Aeration helps lawns by breaking up the thatch layer. Too much thatch may house insects and diseases, prevents pesticides from reaching the pests in the soil such as grubs or crabgrass seed, and reduce the effectiveness of fertilizers and watering. Thatch is a layer of undecomposed and partially decomposed plant material tightly interwoven with living tissue between the soil surface and green vegetation. A moderate layer of thatch (less than 3/4 inch thick) is good. It protects the growing point of the grass, and moderates changes in soil temperature.
Aeration also reduces compaction problems. Compacted soil reduces the amount of oxygen to the roots, restricts root growth, and limits water absorption. Aeration creates holes in the soil allowing oxygen and water to get deep into the soil, which encourages a deeper root growth.
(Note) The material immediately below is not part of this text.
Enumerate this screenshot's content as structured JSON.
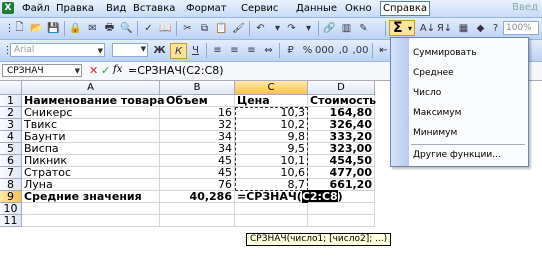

Deeper roots improve nutrient and water intake, which encourages grass growth and results in a denser turf that helps to crowd out unwanted weeds.